Signs along the boardwalk take you on a 350 million year journey. It begins with the first land plants, through the age of dinosaurs, the appearance of flowering plants and to the break-up of the super continent Gondwana. The journey continues through the coming of humans and their immense impacts. Management strategies to protect these special places are indicated in signs proclaiming this site as part of the Wet Tropics World Heritage Area. The inscription of this Area on the World Heritage List in 1988 confirms its exceptional natural values which deserve protection for the benefit of all humanity. The Wet Tropics of Queensland World Heritage Area comprises public and private land tenures including National Parks and State Forests. The Area is managed in accordance with a joint agreement between the Australian and Queensland Governments.

Location Details

  • Distance/length: 1 km
  • Location: Oliver Creek, Cape Tribulation Road, Daintree National Park.
  • Walking Time: 45 mins.
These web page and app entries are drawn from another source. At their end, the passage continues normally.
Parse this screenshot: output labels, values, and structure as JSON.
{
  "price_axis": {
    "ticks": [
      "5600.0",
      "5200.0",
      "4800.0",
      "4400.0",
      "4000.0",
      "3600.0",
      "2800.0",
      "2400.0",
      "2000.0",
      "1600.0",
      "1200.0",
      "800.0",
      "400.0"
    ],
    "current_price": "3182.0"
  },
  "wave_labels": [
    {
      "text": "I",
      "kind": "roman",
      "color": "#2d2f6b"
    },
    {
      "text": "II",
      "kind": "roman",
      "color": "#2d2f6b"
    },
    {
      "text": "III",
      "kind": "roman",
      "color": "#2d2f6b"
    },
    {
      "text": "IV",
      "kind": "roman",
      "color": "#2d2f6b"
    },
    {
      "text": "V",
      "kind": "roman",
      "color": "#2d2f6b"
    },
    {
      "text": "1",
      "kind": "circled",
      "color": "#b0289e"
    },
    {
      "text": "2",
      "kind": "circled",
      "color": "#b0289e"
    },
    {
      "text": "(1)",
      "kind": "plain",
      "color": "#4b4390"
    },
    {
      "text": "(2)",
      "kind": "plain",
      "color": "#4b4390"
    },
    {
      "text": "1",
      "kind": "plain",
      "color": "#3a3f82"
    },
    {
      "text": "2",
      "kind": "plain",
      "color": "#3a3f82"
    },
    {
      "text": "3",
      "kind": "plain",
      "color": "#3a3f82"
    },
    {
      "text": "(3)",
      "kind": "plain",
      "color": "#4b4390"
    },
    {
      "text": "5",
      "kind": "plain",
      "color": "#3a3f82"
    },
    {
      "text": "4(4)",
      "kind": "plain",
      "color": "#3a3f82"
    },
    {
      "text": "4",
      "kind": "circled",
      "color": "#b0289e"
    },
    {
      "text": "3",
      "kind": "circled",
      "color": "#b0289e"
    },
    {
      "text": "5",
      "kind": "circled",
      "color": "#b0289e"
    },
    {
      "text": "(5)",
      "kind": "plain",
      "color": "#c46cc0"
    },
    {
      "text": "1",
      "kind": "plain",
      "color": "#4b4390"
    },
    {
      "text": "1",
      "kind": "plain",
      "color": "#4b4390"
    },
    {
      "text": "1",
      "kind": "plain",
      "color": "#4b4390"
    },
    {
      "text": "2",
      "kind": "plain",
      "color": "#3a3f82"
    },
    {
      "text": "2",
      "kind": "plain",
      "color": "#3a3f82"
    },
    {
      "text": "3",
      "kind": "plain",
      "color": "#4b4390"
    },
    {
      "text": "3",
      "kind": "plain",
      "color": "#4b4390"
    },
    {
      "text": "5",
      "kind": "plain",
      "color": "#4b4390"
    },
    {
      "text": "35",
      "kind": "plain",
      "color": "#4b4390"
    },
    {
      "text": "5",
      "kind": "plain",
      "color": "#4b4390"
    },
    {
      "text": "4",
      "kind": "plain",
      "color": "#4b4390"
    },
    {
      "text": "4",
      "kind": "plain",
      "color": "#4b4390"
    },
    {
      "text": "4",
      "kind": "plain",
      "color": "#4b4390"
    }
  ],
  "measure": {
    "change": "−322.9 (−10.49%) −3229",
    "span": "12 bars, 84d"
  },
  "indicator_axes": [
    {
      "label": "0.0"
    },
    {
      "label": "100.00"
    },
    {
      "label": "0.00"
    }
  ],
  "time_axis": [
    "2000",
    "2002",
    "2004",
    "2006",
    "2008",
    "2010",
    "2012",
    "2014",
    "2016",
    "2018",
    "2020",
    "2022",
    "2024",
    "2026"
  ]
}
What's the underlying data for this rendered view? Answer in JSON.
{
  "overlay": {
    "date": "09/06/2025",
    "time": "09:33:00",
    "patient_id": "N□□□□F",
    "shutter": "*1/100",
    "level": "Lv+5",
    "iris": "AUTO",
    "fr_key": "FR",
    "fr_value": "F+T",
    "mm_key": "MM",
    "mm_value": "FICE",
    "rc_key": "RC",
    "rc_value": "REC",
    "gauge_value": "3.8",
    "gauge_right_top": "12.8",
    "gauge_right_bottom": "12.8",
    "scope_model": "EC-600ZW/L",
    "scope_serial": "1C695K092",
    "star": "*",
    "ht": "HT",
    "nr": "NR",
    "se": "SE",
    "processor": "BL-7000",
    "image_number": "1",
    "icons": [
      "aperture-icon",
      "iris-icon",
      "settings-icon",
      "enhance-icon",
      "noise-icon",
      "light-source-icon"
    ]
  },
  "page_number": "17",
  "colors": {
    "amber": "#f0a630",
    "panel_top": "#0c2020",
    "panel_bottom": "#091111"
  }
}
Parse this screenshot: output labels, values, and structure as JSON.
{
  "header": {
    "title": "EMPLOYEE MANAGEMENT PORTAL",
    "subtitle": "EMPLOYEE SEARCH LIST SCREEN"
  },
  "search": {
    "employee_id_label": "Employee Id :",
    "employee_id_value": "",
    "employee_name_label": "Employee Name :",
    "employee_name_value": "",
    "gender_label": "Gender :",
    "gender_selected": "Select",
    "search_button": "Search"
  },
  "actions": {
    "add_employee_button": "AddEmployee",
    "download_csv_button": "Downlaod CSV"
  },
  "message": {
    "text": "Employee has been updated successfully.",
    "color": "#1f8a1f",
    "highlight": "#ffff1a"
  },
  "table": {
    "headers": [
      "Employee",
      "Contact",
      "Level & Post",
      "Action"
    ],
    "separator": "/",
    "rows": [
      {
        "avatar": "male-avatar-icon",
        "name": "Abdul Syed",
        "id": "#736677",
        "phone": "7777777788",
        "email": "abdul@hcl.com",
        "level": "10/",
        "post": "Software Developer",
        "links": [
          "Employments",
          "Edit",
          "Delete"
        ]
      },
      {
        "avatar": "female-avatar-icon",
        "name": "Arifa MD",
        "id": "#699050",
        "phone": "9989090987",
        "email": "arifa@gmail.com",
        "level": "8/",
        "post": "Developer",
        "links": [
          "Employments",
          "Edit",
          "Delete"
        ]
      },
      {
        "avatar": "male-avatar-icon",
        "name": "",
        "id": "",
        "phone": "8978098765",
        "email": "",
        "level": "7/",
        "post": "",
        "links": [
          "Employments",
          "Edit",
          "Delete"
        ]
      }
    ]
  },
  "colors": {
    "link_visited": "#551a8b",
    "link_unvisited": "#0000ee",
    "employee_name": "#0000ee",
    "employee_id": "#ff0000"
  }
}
Address: Cape Tribulation Road.
  • Directions: Carpark and entrance on the south bank of Oliver Creek, along the Cape Tribulation Road.
  • Contact: For more information: Wet Tropics Management Authority C/- Wet Tropics Management Agency, 15 Lake Street, Cairns 4870 (PO Box 2050, Cairns). Telephone (070) 316555. Web address
  • Facilities

  • parking
  • Wheelchair access
  • No restrooms
  • No dogs
  • No picnic tables
  • No BBQ facilities
  • No Shelter
  • No bikes
  • No playground
  • No drinking water
  • No fishing
  • No boatramp
  • Information sign
  • No information centre
  • Guided walk
  • No cafe
  • No lighting


  • Mangroves

    Aegiceras corniculatum
    Acrostichum speciosum
    Bruguiera gymnorhiza
    Cynometra iripa
    Excoecaria agallocha
    Heritiera littoralis
    Lumnitzera littorea
    Rhizophora mucronata
    Xylocarpus granatum.
    Mangrove epiphytes: Mymercodia antonii (Ant Plant), Staghorns & Cymbidium orchids
  • Saltmarsh

  • General Vegetation

    Primary Rainforest. Austromuellera, Haplostchanthus sp, Lepiderema hirsura, Fan palm forest.
  • Birds

    Rainforest birds
  • Invertebrates in the mud

  • Invertebrates in the vegetation

    Bird winged butterflies
    Ulysses Butterflies
    Many spiders
  • Rare/ Endangered Biota

  • Waterlife

    toadfish, juvenile fish and fry, bream


Norm Duke (20 February 2006)

Community Volunteers

A key feature of MangroveWatch is its close partnership between community volunteers and scientists from the James Cook University’s Mangrove Hub. Together they are systematically recording basic data as video and still imagery for assessments of estuarine habitat health.

Armed with expert support, training and advice, MangroveWatch volunteers in key regions are actively contributing to the monitoring of local estuaries and shorelines. An important goal in this phase of the program is to develop a network of like minded groups with the aim of producing public documents that describe important issues affecting local estuaries and mangroves, and their overall health.

Getting Involved

If you would like to find out more about us or if you like to initiate your own MangroveWatch group within your area, please contact someone at the Mangrove Hub. We will be happy to help.

  • Mangrove Hub Facilitator
  • Dr Norm Duke
  • MangroveWatch Ltd
    ABN: 44 153 297 771
  • PO Box 1250,
  • Elanora Q 4221
  • Mangrove Hub Email

Mangrove Watch Brochure

You can download our fact and information sheet (see link below) to get more information about the MangroveWatch programs.

Mangrove Watch Brochure